Someday my prince will come. But not if you’re Pinoy.
Growing up on a steady diet of Walt Disney’s animated films, the current generation of young adults were almost certainly bombarded with a relentless insistence of happy endings and visions of the ideal woman as a svelte, prim and proper princess. The sad reality is, the Disney empire’s brand of happiness would apply only to audiences from a certain background – Filipinas working as dancers in Disneyland Hong Kong, for example, will never get a chance to play leading lady, relegated instead to the margins as nameless monkeys or corals.
In response to this phenomenon, Filipina dancer Eisa Jocson, together with performance artist Russ Ligtas, have developed Princess, in which both artists attempt to insert themselves into the Disney narrative and claim it for themselves, subverting all expectations of the Disney ‘norm’, and confronting the cultural baggage laid on them. As the performance begins, both Jocson and Ligtas come onstage in similar Snow White costumes, the epitome of the ‘happy girl’ archetype across Disney princesses, taking a bow and thanking the audience for coming to watch the show, as if subservient.

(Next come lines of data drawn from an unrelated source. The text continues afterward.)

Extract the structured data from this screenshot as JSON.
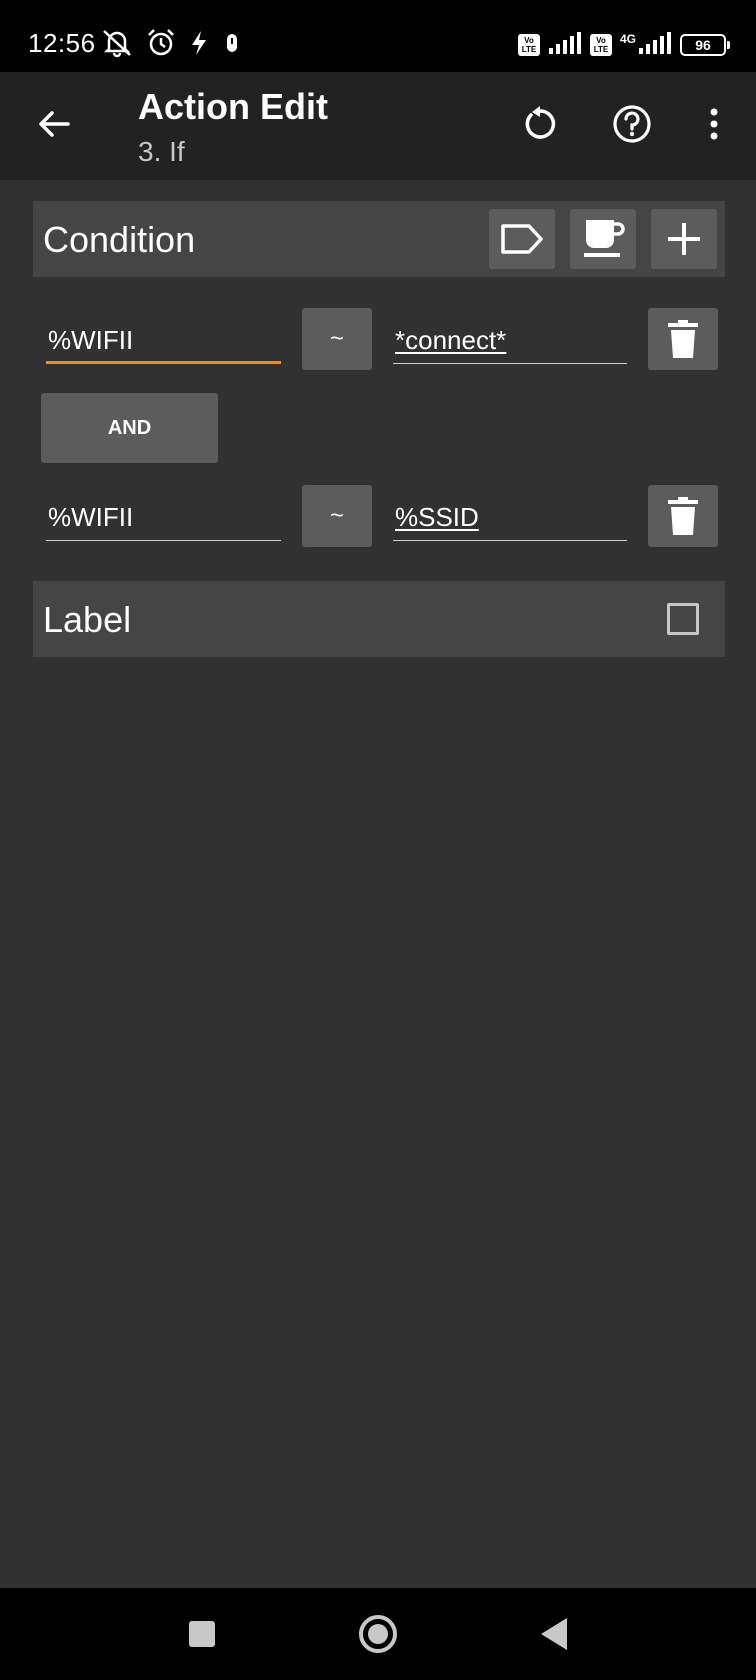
{
  "status_bar": {
    "time": "12:56",
    "left_icons": [
      "bell-off-icon",
      "alarm-icon",
      "flash-icon",
      "notification-icon"
    ],
    "volte_label": "Vo LTE",
    "network_label": "4G",
    "battery_level": "96"
  },
  "header": {
    "title": "Action Edit",
    "subtitle": "3. If",
    "icons": [
      "back-arrow-icon",
      "undo-icon",
      "help-icon",
      "more-vert-icon"
    ]
  },
  "condition_section": {
    "title": "Condition",
    "buttons": [
      "tag-icon",
      "coffee-icon",
      "plus-icon"
    ],
    "rows": [
      {
        "left": "%WIFII",
        "operator": "~",
        "right": "*connect*"
      },
      {
        "left": "%WIFII",
        "operator": "~",
        "right": "%SSID"
      }
    ],
    "joiner": "AND"
  },
  "label_section": {
    "title": "Label",
    "checked": false
  },
  "nav_bar": {
    "buttons": [
      "recents-icon",
      "home-icon",
      "back-icon"
    ]
  },
  "colors": {
    "background": "#313131",
    "app_bar": "#222222",
    "section_header": "#454545",
    "button": "#5c5c5c",
    "accent": "#f08a24"
  }
}
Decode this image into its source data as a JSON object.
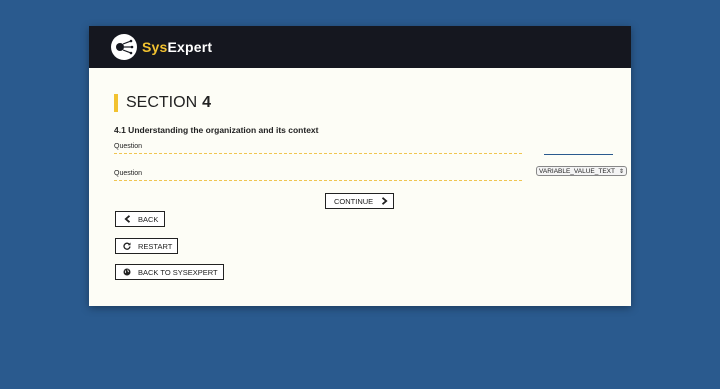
{
  "header": {
    "brand_prefix": "Sys",
    "brand_suffix": "Expert"
  },
  "section": {
    "label": "SECTION",
    "number": "4"
  },
  "subtitle": "4.1 Understanding the organization and its context",
  "questions": [
    {
      "label": "Question"
    },
    {
      "label": "Question",
      "select_value": "VARIABLE_VALUE_TEXT"
    }
  ],
  "buttons": {
    "continue": "CONTINUE",
    "back": "BACK",
    "restart": "RESTART",
    "back_to_sysexpert": "BACK TO SYSEXPERT"
  },
  "icons": {
    "continue": "chevron-right-icon",
    "back": "chevron-left-icon",
    "restart": "refresh-icon",
    "back_to_sysexpert": "globe-icon"
  },
  "colors": {
    "background": "#2a5a8e",
    "header": "#15171f",
    "accent": "#f2c230",
    "card": "#fdfdf6"
  }
}
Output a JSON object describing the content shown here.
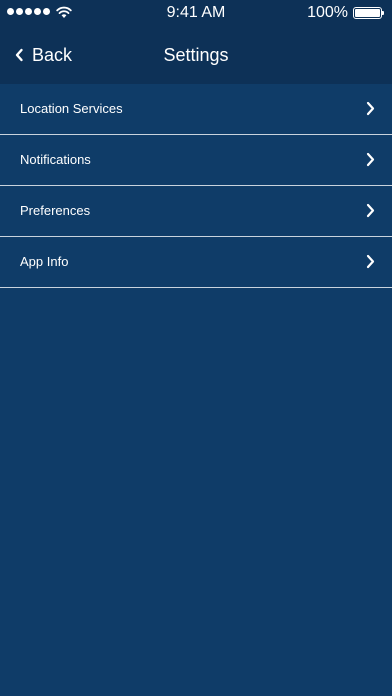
{
  "status_bar": {
    "time": "9:41 AM",
    "battery_percent": "100%",
    "battery_level": 1.0,
    "signal_bars": 5,
    "icons": [
      "signal-icon",
      "wifi-icon",
      "battery-icon"
    ]
  },
  "nav": {
    "back_label": "Back",
    "title": "Settings",
    "back_icon": "chevron-left-icon"
  },
  "settings": {
    "items": [
      {
        "label": "Location Services",
        "icon": "chevron-right-icon"
      },
      {
        "label": "Notifications",
        "icon": "chevron-right-icon"
      },
      {
        "label": "Preferences",
        "icon": "chevron-right-icon"
      },
      {
        "label": "App Info",
        "icon": "chevron-right-icon"
      }
    ]
  },
  "colors": {
    "background": "#0f3c68",
    "header_background": "#0d3157",
    "separator": "#c9d3dd",
    "text": "#ffffff"
  }
}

As they sway side by side, they each break into a smile, as the soundscape comes in. What is so interesting about Princess is how unlike most contemporary dance shows, Jocson and Ligtas have also incorporated elements of speech, audience interaction and singing into the performance as well, as they use falsettos and repeat ‘I like it here!’ over and over again, as if desperately convincing themselves of their happiness and satisfaction. Essentially caricatures of the Snow White character, their outfits complete with red shoes and Snow White-print socks, we feel as if they’re waiting for some kind of happily ever after to come their way, a secret sorrow developing quietly.
Suppressing their frustrations, they wake up to each new day as they go through the motions over and over again, slowly growing more and more disenchanted with their lives. It reaches a point where it’s obvious they’re doing this purely out of obligation, yet strive to maintain their proper, princess-y composure as they go around the audience introducing themselves – “Hi, I’m White! Snow White!” in a stereotypically Disney-type voice, darkly comical as if insisting on their pretend whiteness in spite of their obvious brown skin. They pause onstage, conversing in their first language Tagalog all of a sudden, clearly to speak in a language we do not understand in a private dialogue between each other. We catch snatches of talk about their Sunday rest days, reminding us of the labour-intensive lives of Filipina domestic workers here in Singapore.
Snow White then approaches the audience and gestures for a hug. Upon receiving one, she shows off an expression of joy and relief, a hug much needed in a working world that lacks love, lacks warmth and lacks recognition for her efforts. She laughs hysterically before breaking down into confused sobbing, before both dancers begin to apologise profusely, fear in their eyes for acting out of line. They tell us we do not know what they’ve been through, expressing shame and apology over and over while they look directly at us, creating an uncomfortable atmosphere.
Bursting into an angry tirade of frustration and rage, almost shouting at the audience, they then collapse into a look of vulnerability, looking at us before looking at each other and breaking into a Disney-esque song before stripping off the Snow White costume to reveal themselves underneath it all, in identical dresses and hoping they can finally express their true selves. They stand still as music plays in the background, and just when you think they’re about to begin again, the performance ends.
With Princess then, Jocson and Ligtas manage to upend the image of Snow White and wield it as a lethal symbol of cultural oppression and systemic discrimination, a representation of the inequalities of labour and the ever-growing frustrations and disenchantment with life as a result. Snow White may sing that some day, her prince will come, but for these dancers, that’s a happy ending that will only ever remain the stuff of fairy tales and animated film.
Princess played on 11th and 12th October 2019 at the Esplanade Theatre Studio as part of da:ns festival 2019.
da:ns festival 2019 runs from 10th to 20th October 2019 at the Esplanade. For full programme and tickets, visit their website here